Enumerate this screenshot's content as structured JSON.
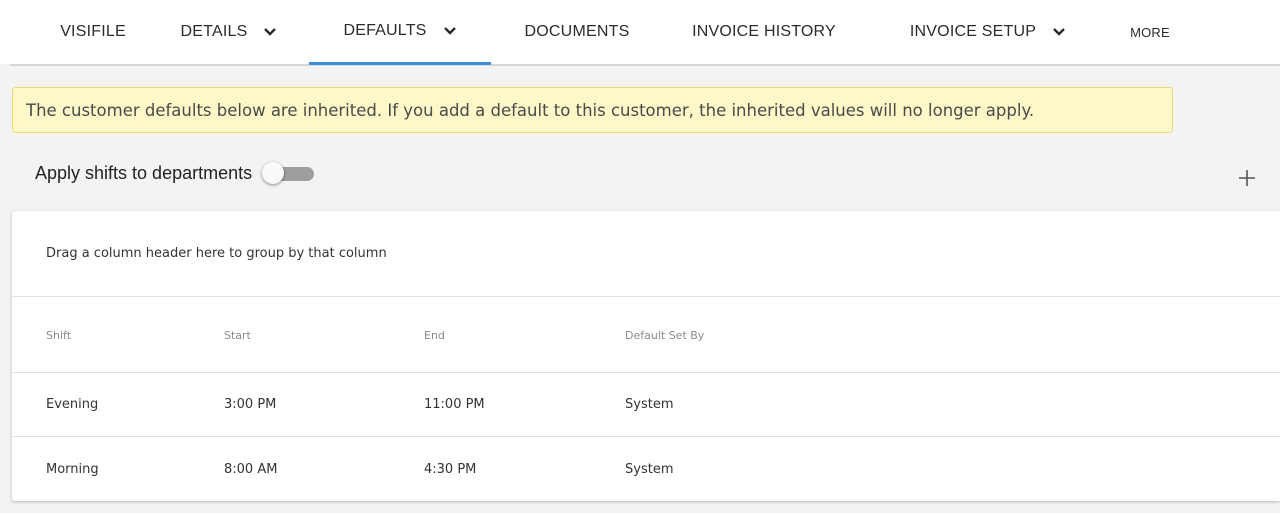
{
  "tabs": [
    {
      "label": "VISIFILE",
      "has_dropdown": false
    },
    {
      "label": "DETAILS",
      "has_dropdown": true
    },
    {
      "label": "DEFAULTS",
      "has_dropdown": true,
      "active": true
    },
    {
      "label": "DOCUMENTS",
      "has_dropdown": false
    },
    {
      "label": "INVOICE HISTORY",
      "has_dropdown": false
    },
    {
      "label": "INVOICE SETUP",
      "has_dropdown": true
    },
    {
      "label": "MORE",
      "has_dropdown": false
    }
  ],
  "colors": {
    "active_tab_underline": "#3b8fd6",
    "banner_background": "#fef7c8",
    "banner_border": "#efd976",
    "toggle_off": "#9e9e9e"
  },
  "banner": {
    "message": "The customer defaults below are inherited. If you add a default to this customer, the inherited values will no longer apply."
  },
  "apply_shifts": {
    "label": "Apply shifts to departments",
    "enabled": false
  },
  "icons": {
    "add": "plus-icon",
    "dropdown": "chevron-down-icon"
  },
  "grid": {
    "group_panel_text": "Drag a column header here to group by that column",
    "columns": [
      "Shift",
      "Start",
      "End",
      "Default Set By"
    ],
    "rows": [
      {
        "shift": "Evening",
        "start": "3:00 PM",
        "end": "11:00 PM",
        "default_set_by": "System"
      },
      {
        "shift": "Morning",
        "start": "8:00 AM",
        "end": "4:30 PM",
        "default_set_by": "System"
      }
    ]
  }
}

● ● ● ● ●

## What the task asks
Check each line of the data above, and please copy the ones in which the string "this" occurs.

## Solution
Enumerate this screenshot's content as structured JSON.
    "message": "The customer defaults below are inherited. If you add a default to this customer, the inherited values will no longer apply."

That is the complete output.